The graph shown above displays the hourly wind generation for Texas (ERCOT) for the month of March 2014. The graph appeared in the U.S. Energy Information web site “Today in Energy” on 23 June 2014. As indicated in the graph, the state of Texas reached a new instantaneous peak wind generation of 10.296 GW at 8:48 pm on March 26 2014. The average wind production during that hour was 10.12 GW, equal to almost 29% of the total electricity load for the state of Texas.
As of May 2014, Texas had a little over 12 GW of utility-scale wind capacity – about one-fifth of the total US wind capacity.

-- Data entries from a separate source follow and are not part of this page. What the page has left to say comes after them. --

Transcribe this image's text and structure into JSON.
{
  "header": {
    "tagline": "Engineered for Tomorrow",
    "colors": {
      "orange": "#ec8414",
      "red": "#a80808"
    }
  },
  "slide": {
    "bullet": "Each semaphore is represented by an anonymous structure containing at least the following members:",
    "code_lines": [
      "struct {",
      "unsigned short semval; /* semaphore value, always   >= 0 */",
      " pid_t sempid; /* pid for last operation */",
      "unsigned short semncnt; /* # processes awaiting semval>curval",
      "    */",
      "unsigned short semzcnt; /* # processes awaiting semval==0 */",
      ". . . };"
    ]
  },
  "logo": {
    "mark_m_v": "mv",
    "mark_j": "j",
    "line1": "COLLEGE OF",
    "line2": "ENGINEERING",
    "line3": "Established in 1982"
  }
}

As of the end of May 2014, the US had approximately 61 GW of utility scale wind capacity in service, as well as approximately 7.5 GW of utility scale solar capacity. Wind generated 4.8% of the total electrical energy required and solar accounted for 0.6% of the total. [see EIA Electric Power Monthly for May 2014]
Our Perspective: Perhaps the main takeaway from this graph is not the fact that wind generation reached a new peak on March 26th 2014, but that during a significant part of the month wind generation dropped to almost negligible levels. The main challenge for wind generation is its’ highly variable and intermittent nature even when aggregated over thousands of wind turbines spread over a wide geographic area, as this graph clearly illustrates. Absent a significant engineering breakthrough in energy storage capacity, and development of an almost entirely new and greatly expanded national electrical grid, it simply may not be possible for renewable energy alone to meet the long term needs of the US.

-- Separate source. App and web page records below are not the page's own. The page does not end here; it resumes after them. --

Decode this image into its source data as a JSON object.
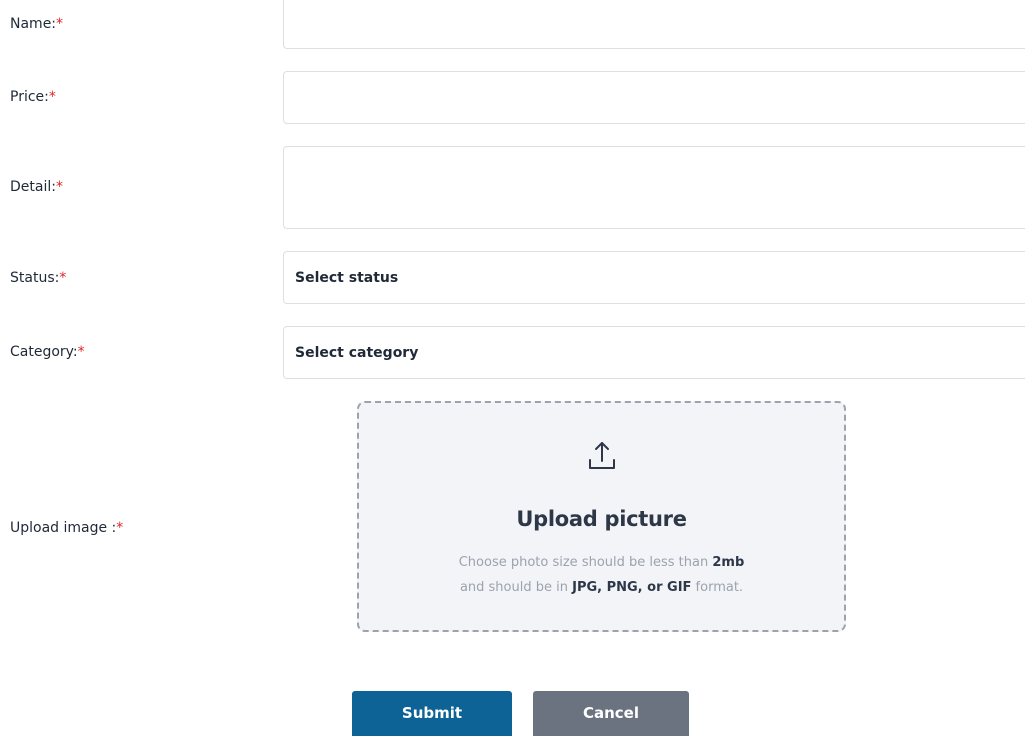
{
  "form": {
    "fields": [
      {
        "label": "Name:",
        "required": "*",
        "value": "",
        "placeholder": ""
      },
      {
        "label": "Price:",
        "required": "*",
        "value": "",
        "placeholder": ""
      },
      {
        "label": "Detail:",
        "required": "*",
        "value": "",
        "placeholder": ""
      },
      {
        "label": "Status:",
        "required": "*",
        "selected": "Select status"
      },
      {
        "label": "Category:",
        "required": "*",
        "selected": "Select category"
      },
      {
        "label": "Upload image :",
        "required": "*"
      }
    ],
    "upload": {
      "icon": "upload-icon",
      "title": "Upload picture",
      "desc_line1_prefix": "Choose photo size should be less than ",
      "desc_line1_bold": "2mb",
      "desc_line2_prefix": "and should be in ",
      "desc_line2_bold": "JPG, PNG, or GIF",
      "desc_line2_suffix": " format."
    },
    "buttons": {
      "submit": "Submit",
      "cancel": "Cancel"
    }
  },
  "colors": {
    "required": "#dc2626",
    "submit_bg": "#0d6396",
    "cancel_bg": "#6b7280",
    "border": "#dcdfe4",
    "upload_bg": "#f2f4f7"
  }
}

Light-duty vehicles (namely cars and small trucks) are responsible for about half of the oil consumed in the US and about 17 percent of greenhouse gas emissions. Virtually all of the analyses performed to date strongly suggest that we have no alternative but to virtually eliminate the use of petroleum for this segment of the transportation industry by mid-century. There are only three technologies available to accomplish this objective, namely: (1) battery electric vehicles powered by a de-carbonized electrical grid , (2) hydrogen fuel cell vehicles, or (3) conventional internal combustion engines powered by biofuels. There are significant engineering and implementation issues associated with each of these technologies.

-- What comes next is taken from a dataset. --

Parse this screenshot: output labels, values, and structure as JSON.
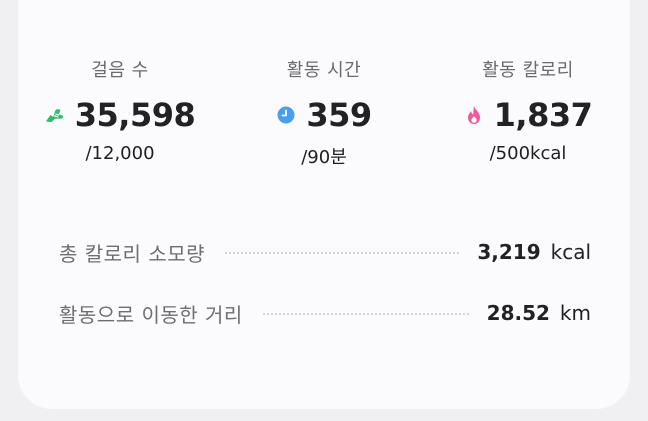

A recent publication by the Institute of Transportation Studies at UC Davis entitled “The Hydrogen Transition” provides a very readable analysis of the issues surrounding a transition to large-scale use of hydrogen. It examines the current status of hydrogen vehicle and infrastructure technologies as well as ongoing early commercialization efforts.
A somewhat more comprehensive analysis of all three alternative vehicle technologies can be found in a document published by the National Research Council in 2013 entitled, “Transitions to Alternative Vehicles and Fuels“.
According to a recent University of Michigan poll, a majority of respondents (56%) support a revenue-neutral carbon tax, and an even larger majority (60%) support a carbon tax with revenues used to fund research and development for renewable energy programs. The carbon tax coupled with renewable energy research earns majority support across all political categories, including a narrow majority of Republicans.
download the poll in pdf format